Doing its part superbly to help along the visual space is the colour palette – clean and pale tones form a light and bright interior, with downlighters sparkling delightfully to add more softness to the space.
To interrupt the monotony of the pale tones ever so slightly, dark furniture was added – that striking black couch, for example, makes for one very effective focal point.
In terms of lighting, the ground floor really has no cause for complaint. Artificial lighting sparkles and dazzles on seemingly every corner, while windows and glass sliding doors ensure that sufficient natural lighting will effectively reach the insides – when the weather allows for it, of course.
Here we see the entryway placed in the space between the porch and living room, wedged in-between two sliding doors, with a storage closet (complete with French doors) placed at the end of it.
Just because the ground floor (and we believe the top floor) has been designed with stylish colours and decor, it does not mean that no effort can be put into the staircase. And luckily, we discover that it boasts a meticulous design that is both striking and inspiring.
We love the subtle contrast created by combining the wooden steps/floor with the steel railing, yet both portray a calm and tranquil vibe thanks to their respective hues.
We’ve reached the top floor, and are delighted to discover that the same winning recipe for the downstairs rooms (sandy laminate flooring, light grey walls, twinkling downlighters) was repeated here. And to welcome natural light inside, a generous window was added to the one wall, giving the residents a fantastic view of the surrounding cityscape.
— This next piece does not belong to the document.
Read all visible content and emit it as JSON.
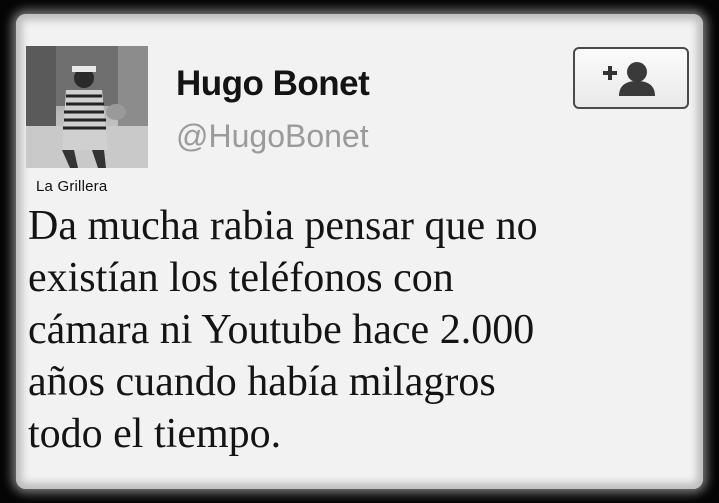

Flaunting the same open space and free-flowing area, the top floor does not hold back at all when it comes to vision and style. And thanks to the neutral interior palette, decor and furniture in any colour (from cool blues and greens to warm reds and oranges) will look simply scrumptious.